21 May 2008

Typecasting. It’s one of an actor’s greatest fears, and understandably so. Playing the same type of part again and again is neither very fulfilling nor likely to win you any great critical acclaim. You see it happening all the time in the real world, but it’s just as common here in Cambridge. If anything it’s perhaps more of a concern here, where De Niroesque transformations are impossible. Moreover, with so few actors to choose from it’s unavoidable that the ones who do a particular type of part well will be asked to do it again; any actor who can age convincingly is almost invariably going to be cast as the father figure rather than the hero.

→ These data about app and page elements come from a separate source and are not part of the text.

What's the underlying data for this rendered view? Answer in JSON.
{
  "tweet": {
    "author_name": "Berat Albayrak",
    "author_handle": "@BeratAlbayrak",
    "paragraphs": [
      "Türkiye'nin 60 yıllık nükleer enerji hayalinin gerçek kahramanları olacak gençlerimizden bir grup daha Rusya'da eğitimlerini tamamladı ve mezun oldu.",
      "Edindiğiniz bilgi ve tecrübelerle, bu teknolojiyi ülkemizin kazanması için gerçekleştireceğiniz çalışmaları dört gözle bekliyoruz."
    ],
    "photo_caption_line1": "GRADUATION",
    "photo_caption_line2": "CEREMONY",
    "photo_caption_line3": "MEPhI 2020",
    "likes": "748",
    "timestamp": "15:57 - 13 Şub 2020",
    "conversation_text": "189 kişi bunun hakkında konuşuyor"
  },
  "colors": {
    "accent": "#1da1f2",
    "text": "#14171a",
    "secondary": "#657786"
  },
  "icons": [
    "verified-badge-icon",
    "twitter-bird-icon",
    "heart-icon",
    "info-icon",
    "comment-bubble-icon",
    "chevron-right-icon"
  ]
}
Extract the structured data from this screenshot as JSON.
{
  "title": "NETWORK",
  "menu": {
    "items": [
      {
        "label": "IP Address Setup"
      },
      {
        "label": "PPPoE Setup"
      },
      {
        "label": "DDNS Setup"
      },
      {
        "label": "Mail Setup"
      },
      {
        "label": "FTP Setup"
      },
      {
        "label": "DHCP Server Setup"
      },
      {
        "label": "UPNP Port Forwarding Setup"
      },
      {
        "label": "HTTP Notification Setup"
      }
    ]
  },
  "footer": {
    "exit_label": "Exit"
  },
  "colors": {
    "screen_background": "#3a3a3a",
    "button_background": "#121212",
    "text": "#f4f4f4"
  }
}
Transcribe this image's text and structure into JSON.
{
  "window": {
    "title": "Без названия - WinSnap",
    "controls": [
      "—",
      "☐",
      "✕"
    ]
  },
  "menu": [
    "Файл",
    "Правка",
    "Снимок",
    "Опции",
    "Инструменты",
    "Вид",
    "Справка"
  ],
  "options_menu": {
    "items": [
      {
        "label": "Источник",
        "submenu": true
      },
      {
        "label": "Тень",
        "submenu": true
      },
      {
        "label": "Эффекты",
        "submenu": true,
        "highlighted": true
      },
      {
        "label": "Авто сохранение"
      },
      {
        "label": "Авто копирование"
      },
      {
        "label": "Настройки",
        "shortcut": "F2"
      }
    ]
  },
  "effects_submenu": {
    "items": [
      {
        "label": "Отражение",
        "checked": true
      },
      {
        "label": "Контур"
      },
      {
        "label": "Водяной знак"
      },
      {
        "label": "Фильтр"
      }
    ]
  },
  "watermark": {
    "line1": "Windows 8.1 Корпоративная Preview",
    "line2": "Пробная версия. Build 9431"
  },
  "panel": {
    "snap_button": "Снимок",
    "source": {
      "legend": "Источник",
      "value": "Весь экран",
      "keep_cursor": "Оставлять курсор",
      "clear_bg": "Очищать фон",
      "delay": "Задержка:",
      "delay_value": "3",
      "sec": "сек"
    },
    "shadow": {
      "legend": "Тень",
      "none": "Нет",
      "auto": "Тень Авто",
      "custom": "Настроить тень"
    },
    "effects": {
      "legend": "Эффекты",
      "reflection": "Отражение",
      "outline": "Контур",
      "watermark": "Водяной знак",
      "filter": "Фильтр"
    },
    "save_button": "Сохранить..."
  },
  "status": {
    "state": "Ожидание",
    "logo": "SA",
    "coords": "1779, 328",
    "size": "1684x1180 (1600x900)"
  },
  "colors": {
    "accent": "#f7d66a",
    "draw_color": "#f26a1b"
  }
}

It’s many an actor’s wish to be given the chance to try something different, but ETG’s production of Julius Caesar reminds us, we should be careful what we wish for.

Director Uri Adiv has made some unusual casting choices, allowing several actors just this opportunity to play against type, and giving us unconventional presentations of characters. Thus we have the slight Ed Rice as the traditionally burly Brutus and the youthful, robust Mark Maughan as the older, elegant Caesar. In a way this makes a refreshing change; if we’ve all seen the characters played in the traditional style, what’s the point in doing them that way again? It’s a problem that faces all Shakespeare productions, that they stand in the shadow of a thousand previous stagings, and what better way to escape them than by taking a new approach to the characters? As soon as Ed Rice steps on stage you know he

won’t simply be the stereotypical Brutus, making the production its own beast.

The problem is, if a character has been played one way throughout history, there’s probably a reason, and no matter how good the actor if he doesn’t look the part he simply may not be able to convince. This is sadly the case with Rice, who gives an intelligent performance as Brutus, but doesn’t have the necessary build to convince as a warrior and a leader of men. It’s hard to imagine the people of a city so steeped in military culture, so easily switching their allegiance to a leader who is all brain and no brawn, particularly when the man he has replaced looked so much more powerful. Indeed, this too is a little hard to swallow, Maughan looking slightly too healthy for a man whose constitution the conspirators are continually questioning and who is prone to public acts of fainting.

It is hard then to know whether to envy or pity these actors. On the one hand they are given an opportunity many would jump at, to try their hand at something new, yet on the other no matter how well judged their performances, with their appearances working against them it’s hard to call their portrayals fully successful. In the end, perhaps those of us who are typecast should be grateful that our enormous potential range remains

untested, and thus happily, potentially, enormous.